Super Moderator
Joined
·
10,088 Posts
Dalya said:
It's fine. I glanced at it once, and I can easily type it into another window.

My first name is problematic, though. People usually type Dayla instead of Dalya. The fingers type the words "day" too easily.

Oxendine.

easy!
I think "Oxendine" is the perfect author name: easy enough to spell/pronounce, yet unique. Then again, you're looking at someone who went with "Mills." ;)

Sent from my LG-VS700 using Tapatalk 2
 

·
Registered
Joined
·
2,809 Posts
Brendan Carroll said:
The simpler, the better is a good rule of thumb. Especially when relying on word of mouth. If readers cannot remember how to say or spell your name, how can they pass you along? (I know there are other ways. The title, for example.) Imagine yourself a reader talking to a friend.

"I read the best book the other day."
"Do tell, my friend. What was it about?"
"Penguins and unicorns finding a stash of salty peanuts while on a trip to the beach."
"Really?! How original. Who wrote it?"
"It was by some fellow named Shcclkwihgsdkhbs or some such."
"Oh? How do you spell that?"
"It's spelled Schdckjsgeklll."
"Let's see. That was S c h d k r m s p?"
"Yes, that's it."
"I'm going to look him up. Sounds interesting."
Story of my life. :)
 

·
Registered
Joined
·
2,637 Posts
Many years ago when considering my author name, I read many articles that said keep it short and easy. More specifically it said 3 syllables or less. That's why I trimmed down my 'real' name to just 2 syllables. You'll find Kay Bratt on my marriage certificate in some form, just not that neat and tidy. It's worked well for me and I honestly think the majority of my sales comes from word of mouth. And if that is the case, you don't want to give them a mouthful.

;D
 

·
Registered
Joined
·
871 Posts
Your name is original and memorable.  I see no problem at all with your name.  My given surname is known widely enough that I didn't want to use it as my professional pen name.  My strategy for choosing a pen name was to find something instantly memorable yet 100% distinct from any other name.  I ended up choosing a very common surname (Moore) with a most uncommon first name (Pearson, which is actually a last name and the name of one of my favourite Prime Ministers, Lester B. Pearson).  I Googled Pearson Moore, found no one in the world with that name, and that's how I decided on the name.
 

·
Registered
Joined
·
2,299 Posts
I like the name Oxendine.
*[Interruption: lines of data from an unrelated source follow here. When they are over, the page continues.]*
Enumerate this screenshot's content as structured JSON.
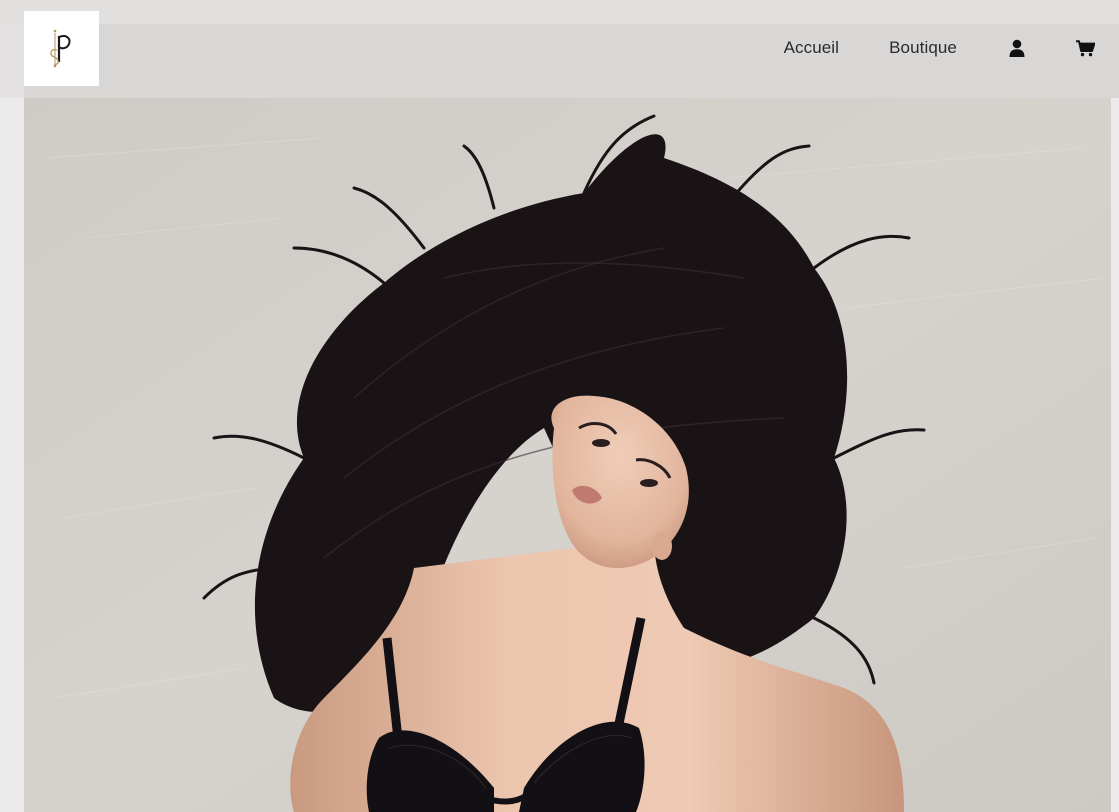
{
  "header": {
    "logo": {
      "icon": "sp-monogram-logo",
      "gold": "#b39a5b",
      "ink": "#1a1a1a"
    },
    "nav": [
      {
        "label": "Accueil"
      },
      {
        "label": "Boutique"
      }
    ],
    "account_icon": "user-icon",
    "cart_icon": "shopping-cart-icon"
  },
  "hero": {
    "image": "model-flying-hair-lingerie-photo",
    "background_color": "#d2cec9",
    "hair_color": "#1a1316",
    "skin_color": "#e9c2aa"
  }
}
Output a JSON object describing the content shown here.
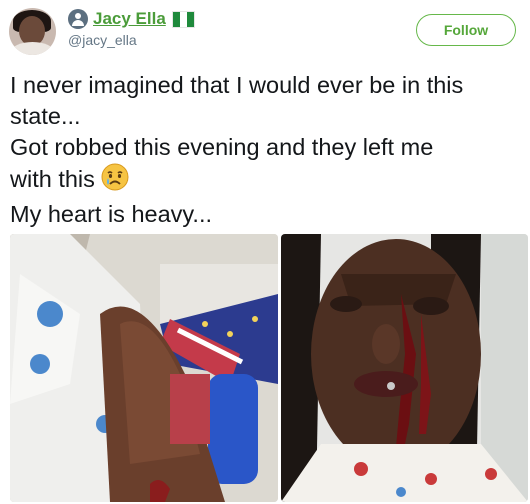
{
  "user": {
    "display_name": "Jacy Ella",
    "handle": "@jacy_ella",
    "flag_colors": [
      "#1f8a3c",
      "#ffffff",
      "#1f8a3c"
    ],
    "name_color": "#4b9c3a"
  },
  "follow_button": {
    "label": "Follow"
  },
  "tweet": {
    "lines": [
      "I never imagined that I would ever be in this",
      "state...",
      "Got robbed this evening and they left me",
      "with this",
      "My heart is heavy..."
    ],
    "emoji": "crying-face"
  }
}
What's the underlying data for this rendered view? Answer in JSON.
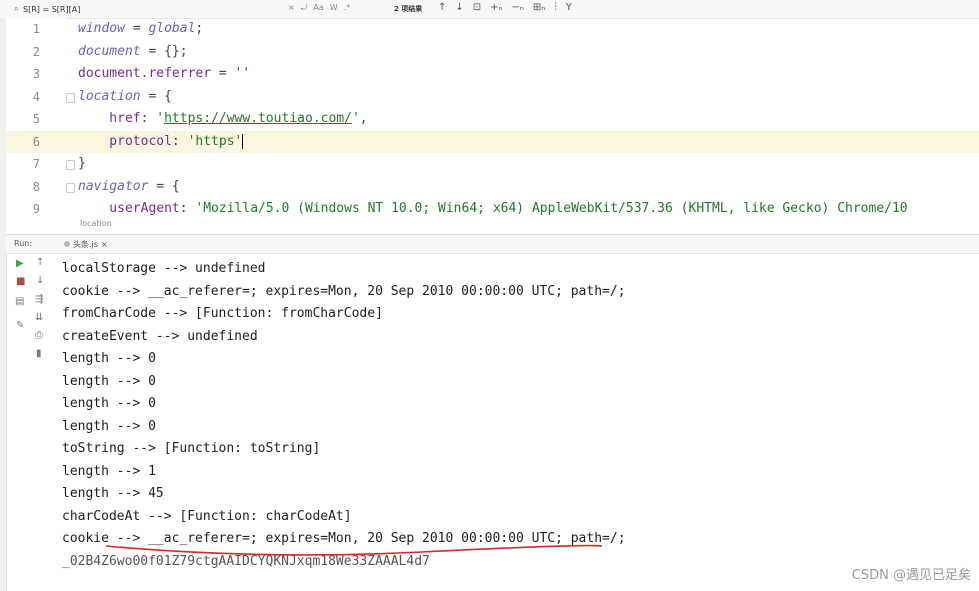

It is very memorable and marketable.

I was trying to do some research on an author with a very common name the other day. As I was searching, I found there was more than one author with the same name. There was also about a gazillion non-writers with the same name. I was only able to find her after going back to look up a title to one of her books, and doing a search on the title plus her name. Then I had to weed out all the pages that were selling her book, and eventually O found her blog.

With a name like Oxendine, your readers will NOT have that problem!  ;D
 

·
Registered
Joined
·
13,285 Posts
Your name is awesome.

As for google searches with wrong spellings...

My last name is pretty easy, but people are forever (as in, 90% of the time) spelling it wrong. No, the name is NOT Jensen, Jenson or Janson, and I get pretty annoyed about it. I mean, what is so [expletive] hard about Jansen?

Funny thing is that people google me under those wrong spellings and still end up on my page. If I google my name, I am pretty much the only person in the world active on the internet with my name. There are a few others, but they don't have much of a presence. If your name is Edwards or Brown, you're going to get lost in the deluge.
 

·
Registered
Joined
·
750 Posts
I've wondered if I should change my name. Not only is it not as memorable as Oxendine, but a few other people (a golfer, a singer) have it as well.

However, I managed to get the domain name, so I'm probably going to keep it.
 
1 - 20 of 41 Posts
Top